• _WHAT THIS TASK INVOLVES_: Nothing but a number is wanted here: the count of lines in the data holding the word "relay".

• _App and web page records_:
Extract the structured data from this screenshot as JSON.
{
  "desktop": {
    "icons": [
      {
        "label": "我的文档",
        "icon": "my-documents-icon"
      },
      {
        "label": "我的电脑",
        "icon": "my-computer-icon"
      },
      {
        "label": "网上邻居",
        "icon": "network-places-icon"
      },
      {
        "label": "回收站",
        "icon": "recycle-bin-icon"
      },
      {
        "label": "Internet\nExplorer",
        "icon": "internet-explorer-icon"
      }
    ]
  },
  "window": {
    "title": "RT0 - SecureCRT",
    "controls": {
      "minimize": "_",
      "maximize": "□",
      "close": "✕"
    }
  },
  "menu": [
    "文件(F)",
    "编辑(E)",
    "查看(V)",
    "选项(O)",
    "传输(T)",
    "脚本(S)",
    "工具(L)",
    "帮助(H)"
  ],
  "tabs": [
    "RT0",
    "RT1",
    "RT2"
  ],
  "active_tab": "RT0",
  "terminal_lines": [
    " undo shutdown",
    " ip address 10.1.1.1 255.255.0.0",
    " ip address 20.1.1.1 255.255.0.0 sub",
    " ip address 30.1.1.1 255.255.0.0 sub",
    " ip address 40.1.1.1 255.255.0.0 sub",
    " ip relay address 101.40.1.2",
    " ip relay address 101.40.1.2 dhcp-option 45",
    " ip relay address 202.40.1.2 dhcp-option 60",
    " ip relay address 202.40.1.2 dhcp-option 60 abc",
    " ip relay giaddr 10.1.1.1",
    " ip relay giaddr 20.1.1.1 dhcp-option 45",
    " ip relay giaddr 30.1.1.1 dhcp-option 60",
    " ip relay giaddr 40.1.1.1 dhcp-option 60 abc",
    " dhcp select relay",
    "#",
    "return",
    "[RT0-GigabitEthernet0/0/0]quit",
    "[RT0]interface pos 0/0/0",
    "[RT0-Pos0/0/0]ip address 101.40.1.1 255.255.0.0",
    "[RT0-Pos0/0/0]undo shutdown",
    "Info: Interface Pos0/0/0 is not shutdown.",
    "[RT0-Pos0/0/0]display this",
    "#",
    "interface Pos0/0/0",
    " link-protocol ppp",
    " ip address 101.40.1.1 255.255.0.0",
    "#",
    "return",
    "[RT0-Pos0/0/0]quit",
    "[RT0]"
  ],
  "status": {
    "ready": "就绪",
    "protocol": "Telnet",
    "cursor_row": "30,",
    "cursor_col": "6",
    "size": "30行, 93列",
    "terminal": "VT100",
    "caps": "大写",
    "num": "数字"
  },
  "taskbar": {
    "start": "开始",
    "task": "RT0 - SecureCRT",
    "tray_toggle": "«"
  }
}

• _RESULT OF THIS EXERCISE_: 9